Jamie Young, Ph.D.
Dr. Jamie Young is an Assistant Professor in the Department of Pharmacology & Toxicology at the University of Louisville with an avid interest in studying heavy metals, chemicals, liver disease, PFAS, and their interactions in humans, wildlife, and the environment. She is currently studying the impacts of exposure to per- and polyfluoroalkyl substances (PFAS) in the Henderson County, Kentucky community alongside Dr. John Wise Sr., Dr. Becky Antle, and Ms. Ashley Logsdon. PFAS are widely used, long-lasting chemicals that persist in the environmental and are linked to adverse health effects in humas and animals such as liver disease, cardiovascular disease, lower birth weights, and an increased occurrence of learning deficits in children. Dr. Young first became intrigued by the field of environmental health science when her grandfather died of lung cancer, which she believes was caused by a toxic environmental exposure. Dr. Young’s research efforts are focused on learning more about how PFAS impacts various systems within the body with an emphasis on the liver and liver disease.

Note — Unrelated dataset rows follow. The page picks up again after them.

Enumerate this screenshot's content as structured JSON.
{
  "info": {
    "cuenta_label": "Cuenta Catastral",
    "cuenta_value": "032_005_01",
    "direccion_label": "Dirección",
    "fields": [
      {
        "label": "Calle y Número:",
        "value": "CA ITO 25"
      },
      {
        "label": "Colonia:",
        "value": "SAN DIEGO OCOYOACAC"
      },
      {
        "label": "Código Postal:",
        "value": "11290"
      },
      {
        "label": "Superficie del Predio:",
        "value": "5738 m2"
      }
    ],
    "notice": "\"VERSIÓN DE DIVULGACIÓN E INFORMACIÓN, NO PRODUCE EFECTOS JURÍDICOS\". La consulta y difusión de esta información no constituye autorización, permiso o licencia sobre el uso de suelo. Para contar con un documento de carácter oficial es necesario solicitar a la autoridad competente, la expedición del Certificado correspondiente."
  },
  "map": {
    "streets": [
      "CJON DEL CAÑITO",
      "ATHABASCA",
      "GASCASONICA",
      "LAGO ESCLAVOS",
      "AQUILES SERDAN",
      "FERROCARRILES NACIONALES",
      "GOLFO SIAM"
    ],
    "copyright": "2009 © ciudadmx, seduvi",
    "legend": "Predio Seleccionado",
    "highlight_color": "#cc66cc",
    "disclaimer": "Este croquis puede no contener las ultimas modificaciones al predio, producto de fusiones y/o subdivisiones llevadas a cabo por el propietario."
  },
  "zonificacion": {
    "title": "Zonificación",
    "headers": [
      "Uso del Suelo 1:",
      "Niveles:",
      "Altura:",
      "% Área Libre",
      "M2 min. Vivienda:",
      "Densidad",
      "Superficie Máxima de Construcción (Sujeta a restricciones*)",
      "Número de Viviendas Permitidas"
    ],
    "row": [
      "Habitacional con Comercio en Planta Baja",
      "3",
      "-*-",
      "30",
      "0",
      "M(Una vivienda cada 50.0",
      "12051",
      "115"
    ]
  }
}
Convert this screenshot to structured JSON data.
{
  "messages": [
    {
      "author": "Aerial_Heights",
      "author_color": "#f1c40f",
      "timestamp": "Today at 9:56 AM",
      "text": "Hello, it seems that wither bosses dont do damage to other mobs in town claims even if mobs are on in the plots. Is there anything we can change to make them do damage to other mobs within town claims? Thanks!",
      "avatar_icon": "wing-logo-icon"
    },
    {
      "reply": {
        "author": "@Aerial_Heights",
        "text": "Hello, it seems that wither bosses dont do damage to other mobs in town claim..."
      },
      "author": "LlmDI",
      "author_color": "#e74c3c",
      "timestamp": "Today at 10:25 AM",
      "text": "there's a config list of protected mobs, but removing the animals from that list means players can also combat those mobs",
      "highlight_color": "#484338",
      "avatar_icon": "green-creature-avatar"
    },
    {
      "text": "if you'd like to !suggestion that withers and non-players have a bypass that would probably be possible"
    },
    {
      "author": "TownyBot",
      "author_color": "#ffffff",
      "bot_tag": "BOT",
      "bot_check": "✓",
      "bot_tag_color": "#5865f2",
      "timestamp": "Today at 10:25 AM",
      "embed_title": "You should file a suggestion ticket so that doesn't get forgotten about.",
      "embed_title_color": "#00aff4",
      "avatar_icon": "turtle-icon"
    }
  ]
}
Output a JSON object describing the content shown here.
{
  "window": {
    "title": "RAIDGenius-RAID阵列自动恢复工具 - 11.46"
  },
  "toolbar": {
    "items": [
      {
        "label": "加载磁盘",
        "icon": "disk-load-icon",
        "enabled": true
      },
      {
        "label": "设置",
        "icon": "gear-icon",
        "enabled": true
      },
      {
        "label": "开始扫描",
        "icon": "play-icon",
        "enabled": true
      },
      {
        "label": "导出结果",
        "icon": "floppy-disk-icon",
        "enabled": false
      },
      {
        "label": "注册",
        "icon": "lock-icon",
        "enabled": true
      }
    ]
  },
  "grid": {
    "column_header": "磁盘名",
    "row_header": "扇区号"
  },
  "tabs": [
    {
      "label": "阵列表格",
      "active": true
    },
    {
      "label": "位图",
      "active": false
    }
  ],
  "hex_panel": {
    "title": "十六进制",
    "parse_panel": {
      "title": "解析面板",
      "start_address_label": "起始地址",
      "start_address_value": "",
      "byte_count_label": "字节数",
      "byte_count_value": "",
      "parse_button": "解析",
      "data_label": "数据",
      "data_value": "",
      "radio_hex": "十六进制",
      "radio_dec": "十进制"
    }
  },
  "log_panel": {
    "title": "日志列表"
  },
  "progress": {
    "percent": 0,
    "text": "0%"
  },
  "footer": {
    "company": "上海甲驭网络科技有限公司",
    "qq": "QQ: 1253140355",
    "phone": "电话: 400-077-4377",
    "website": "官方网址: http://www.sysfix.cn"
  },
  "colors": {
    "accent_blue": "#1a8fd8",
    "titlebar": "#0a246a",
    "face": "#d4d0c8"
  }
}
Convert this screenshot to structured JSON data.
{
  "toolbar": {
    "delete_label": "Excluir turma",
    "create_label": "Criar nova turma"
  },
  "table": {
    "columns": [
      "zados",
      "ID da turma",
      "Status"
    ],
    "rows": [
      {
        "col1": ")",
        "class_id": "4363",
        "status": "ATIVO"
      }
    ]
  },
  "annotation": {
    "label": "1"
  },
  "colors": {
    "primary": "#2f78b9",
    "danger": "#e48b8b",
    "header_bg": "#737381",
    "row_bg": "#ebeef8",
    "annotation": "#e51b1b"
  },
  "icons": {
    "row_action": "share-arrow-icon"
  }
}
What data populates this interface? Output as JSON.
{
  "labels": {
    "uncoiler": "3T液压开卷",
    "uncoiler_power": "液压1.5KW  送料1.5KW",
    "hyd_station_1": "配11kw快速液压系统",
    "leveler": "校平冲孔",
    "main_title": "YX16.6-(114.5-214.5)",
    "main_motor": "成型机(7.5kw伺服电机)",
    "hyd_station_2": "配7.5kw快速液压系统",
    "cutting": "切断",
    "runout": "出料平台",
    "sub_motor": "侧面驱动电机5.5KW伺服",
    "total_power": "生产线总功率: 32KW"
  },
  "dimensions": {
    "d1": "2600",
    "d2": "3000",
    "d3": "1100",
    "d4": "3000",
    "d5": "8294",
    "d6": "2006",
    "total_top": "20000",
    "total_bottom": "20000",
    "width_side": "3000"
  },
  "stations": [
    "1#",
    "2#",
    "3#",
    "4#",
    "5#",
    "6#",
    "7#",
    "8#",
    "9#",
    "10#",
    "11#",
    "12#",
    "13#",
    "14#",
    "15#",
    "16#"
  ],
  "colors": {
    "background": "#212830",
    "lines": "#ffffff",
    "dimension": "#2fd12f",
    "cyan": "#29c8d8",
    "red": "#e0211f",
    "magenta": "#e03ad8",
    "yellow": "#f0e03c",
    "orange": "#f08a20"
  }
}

The goals of Dr. Young’s research are two-fold: 1) to determine the amount of PFAS that communities are being exposed to and whether they are being exposed through water, air, or both, and 2) to understand how the PFAS exposure is impacting the health of Henderson County citizens. This research partnership started with an article written by WFPL reporter, Ryan Van Velzer. Mr. Van Velzer shared a story on the Henderson, Kentucky community’s exposure to PFAS through their drinking water system and shared community contacts with Dr. Young. One such concerned citizen is Ms. Velvet Dowdy, a local Chemistry teacher who serves on the PFAS community taskforce in Henderson. With the collaboration of Ms. Dowdy’s high school students, Dr. Young plans to collect water samples to test the levels of PFAS in the local water and, later, engage the wider community in testing the levels of PFAS in the air through rain gauge measurements and testing. Dr. Young hopes to build a multi-year project with the Henderson County community and the next steps for this work include Dr. Aaron Specht of Purdue University and his XRF monitoring tool to detect the levels of heavy metals, including total fluorine as an indirect measure for PFAS, in the water.